In sales hiring, you’re not likely to find the term “disgruntled former employee” listed among an applicant’s attributes. If you did, your first reaction would probably be to throw the application away. I blame the media for this perception. They’re the ones who have created the negative bias regarding the term “disgruntled.”

The literal meaning of disgruntled is “dissatisfied and irritated.” Unfortunately, the media have adopted the term disgruntled employee in their portrayals of formerly upstanding citizens who suddenly snap and show up to their former job with an Uzi. Even in the best cases, the media represent disgruntled former employees as troublemakers or whistle-blowers.

It’s not a fair portrayal, and it can lead  employers to be reluctant to consider these workers when they hire salespeople. That can be a mistake because, in most cases, disgruntled workers are actually just ordinary people who, for whatever reason, were unhappy in their former jobs. There’s really no logical reason why many of these people wouldn’t turn out to be good salesmen.

Some professions are promoted as “the hardest job you’ll ever love,” but what if you don’t love it? Then all that’s left is the hard part, which isn’t very fulfilling.  Think of the teacher, for instance. Day after day, she looks at her students and is met with a variety of expressions: a few are respectfully attentive, most are glassy-eyed and detached, and some are downright hostile. After hours spent preparing lessons, grading papers, and calling unsupportive parents—with minimum ROI—why wouldn’t some teachers feel unfulfilled?  Instead of plugging away every day, trying to sell an education to students who just don’t want to buy, some  might be thinking to themselves, “Oh man, I’d so rather be selling widgets right about now.”

Similar scenarios can play out in just about any profession. Most of the time, disgruntled workers didn’t start out that way. Just like your good salesmen, they launched themselves into their new job filled with energy and enthusiasm. Then something happened; their motivation evaporated, and their productivity faded away. Sure, it could have been something within themselves that caused this breakdown, but quite often these are people who have justifiable grievances against circumstances connected to their employment or their employer.

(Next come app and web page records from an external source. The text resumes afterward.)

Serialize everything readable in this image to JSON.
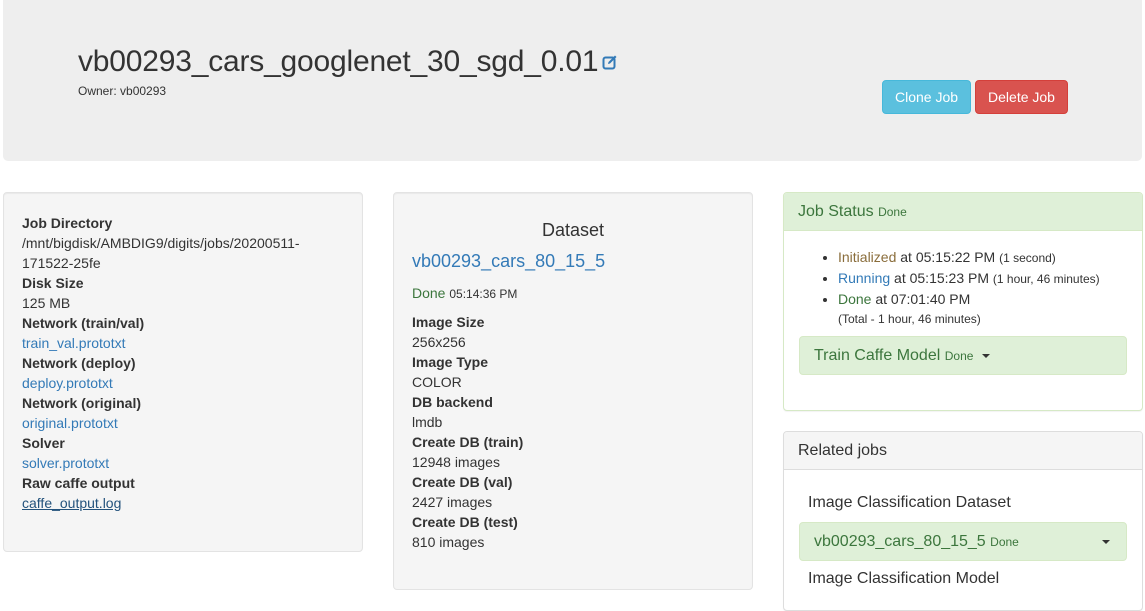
{
  "header": {
    "title": "vb00293_cars_googlenet_30_sgd_0.01",
    "owner_label": "Owner:",
    "owner": "vb00293",
    "clone_label": "Clone Job",
    "delete_label": "Delete Job"
  },
  "job_info": {
    "dir_label": "Job Directory",
    "dir_line1": "/mnt/bigdisk/AMBDIG9/digits/jobs/20200511-",
    "dir_line2": "171522-25fe",
    "disk_label": "Disk Size",
    "disk_value": "125 MB",
    "net_trainval_label": "Network (train/val)",
    "net_trainval_file": "train_val.prototxt",
    "net_deploy_label": "Network (deploy)",
    "net_deploy_file": "deploy.prototxt",
    "net_original_label": "Network (original)",
    "net_original_file": "original.prototxt",
    "solver_label": "Solver",
    "solver_file": "solver.prototxt",
    "raw_output_label": "Raw caffe output",
    "raw_output_file": "caffe_output.log"
  },
  "dataset": {
    "heading": "Dataset",
    "name": "vb00293_cars_80_15_5",
    "status": "Done",
    "status_time": "05:14:36 PM",
    "fields": [
      {
        "label": "Image Size",
        "value": "256x256"
      },
      {
        "label": "Image Type",
        "value": "COLOR"
      },
      {
        "label": "DB backend",
        "value": "lmdb"
      },
      {
        "label": "Create DB (train)",
        "value": "12948 images"
      },
      {
        "label": "Create DB (val)",
        "value": "2427 images"
      },
      {
        "label": "Create DB (test)",
        "value": "810 images"
      }
    ]
  },
  "job_status": {
    "title": "Job Status",
    "state": "Done",
    "events": [
      {
        "name": "Initialized",
        "at": "at 05:15:22 PM",
        "duration": "(1 second)"
      },
      {
        "name": "Running",
        "at": "at 05:15:23 PM",
        "duration": "(1 hour, 46 minutes)"
      },
      {
        "name": "Done",
        "at": "at 07:01:40 PM",
        "duration": ""
      }
    ],
    "total": "(Total - 1 hour, 46 minutes)",
    "task_name": "Train Caffe Model",
    "task_state": "Done"
  },
  "related": {
    "title": "Related jobs",
    "section1": "Image Classification Dataset",
    "dataset_job": "vb00293_cars_80_15_5",
    "dataset_job_state": "Done",
    "section2": "Image Classification Model"
  },
  "colors": {
    "clone": "#5bc0de",
    "delete": "#d9534f",
    "success_bg": "#dff0d8",
    "success_text": "#3c763d",
    "link": "#337ab7"
  },
  "icons": [
    "edit-icon",
    "caret-down-icon"
  ]
}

One of the concerns, in fact the most common one according to a Gallup poll of over a million employees, is some kind of problem with managers. After all, many managers don’t have the right temperament for managing, yet they end up in a position where they may engage in tyrannical behavior, bullying employees and making their lives miserable.

 

Some managers also harass employees, either professionally or personally (isn’t there a law now?), or discriminate against them in favor of a favorite–or worse, a relative. Some make promises they don’t intend to keep, and others take advantage of workers who are willing to take up the slack of the less efficient. There are really all kinds of miserable managers out there, so is it any wonder an employee might get fed up with these less-than-desirable conditions?

Maybe you don’t usually consider unhappy former employees when you hire salespeople. You probably think of them as high risk, and some of them probably are. That’s why you employ all the safeguards of a proven-successful hiring process such as Advanced Hiring System. With the targeted recruiting method to assure attracting the right prospects; the DISC assessment, style matrix, and values matrix to identify the salesperson profile; and the series of scripted interviews to spot inconsistencies, you are alerted to any red flags that would indicate the person is not right for your sales team.

Should you hire a disgruntled worker? Not necessarily. But it could be worth your while to include her in your sales hiring process.